Pioneering prop tech and legal tech startup, Thirdfort, has launched a ‘Source of Funds’ product for the real estate sector. Interestingly, they will be making use of video to record clients to help verify their identity.
The application also uses bank linking technology to streamline administration, while improving reliability in knowing where clients’ money comes from, said the company. It’s an important step for the startup which is seeking to massively speed up the way that property transactions take place and improve the security of doing so at the same time.
However, when it comes to moving such large sums of money around ID checks and secure transfers are vital. It’s in this part of the platform that the new capability will be utilised.
How it works:
A lawyer is able to access this capability through Thirdfort’s website and send the client (who is buying/selling a property) a text message with a link to download the Thirdfort mobile App.
The App guides the client through a simple three-minute journey where:
- they take a picture of their identity document,
- they record a short video speaking into their smartphone camera,
- and then the client can choose to link their bank within Thirdfort’s secure environment.
Over 50% of users of the App are opting-in do to this and avoid the alternative of providing 6–12 months of physical banks statements and filling out a source of funds questionnaire to satisfy their lawyer, said the company.
The system gives lawyers visibility over the largest relevant payments in and out of their accounts, which in most cases is sufficient for lawyers to satisfy themselves as to where a clients’ money comes from, they added.
Since launch, seven law firms have gone live on the platform, with many clients opting in to linking multiple bank accounts, Thirdfort said.
As well as its Source of Funds product, Thirdfort also offers lawyers instant access to new ID and document verification technology, which they claim is ‘significantly more reliable at spotting fake documents and determining whether the person is who they say they are’.
Thirdfort was also a member of Mishcon de Reya’s MDR LAB legal tech programme and the firm has also invested in the startup company.
So….the inevitable question: is this a big deal? In the UK it probably is. Buying and selling property in what is one of the most important real estate markets in the world is, to put it politely, ‘archaic’, slow, and prone to fraud because of its siloed and cumbersome practices.
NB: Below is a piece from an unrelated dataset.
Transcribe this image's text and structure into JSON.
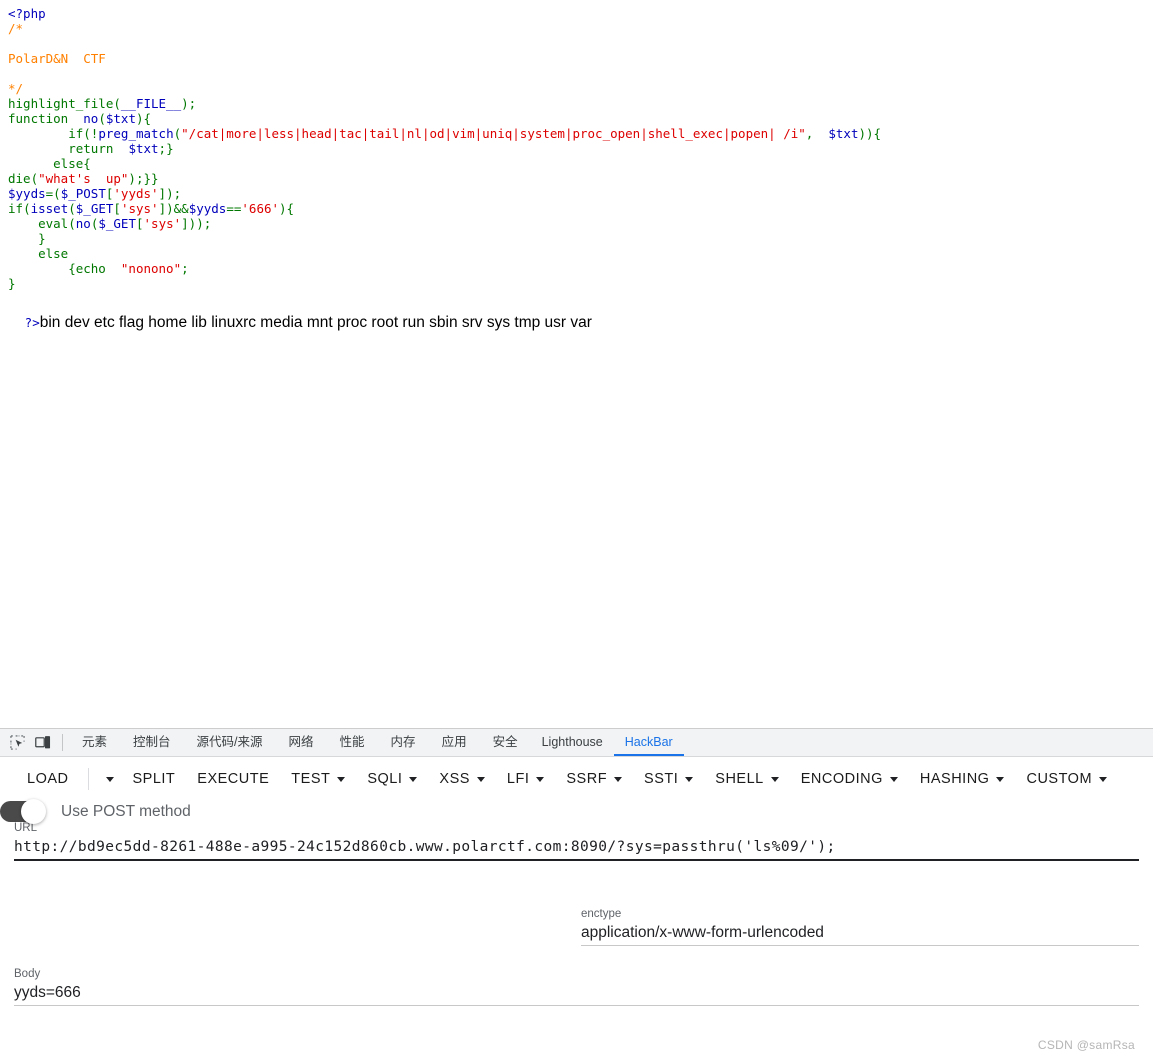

If Thirdfort can do anything to change this, it will be a major step. And if they can get their approach nationally accepted it could potentially be huge, given the vast size of the property market. For now the focus is on England & Wales, as property methodology varies radically from country to country. But, perhaps if this takes off here it could also be adapted to other countries where their approach also makes sense.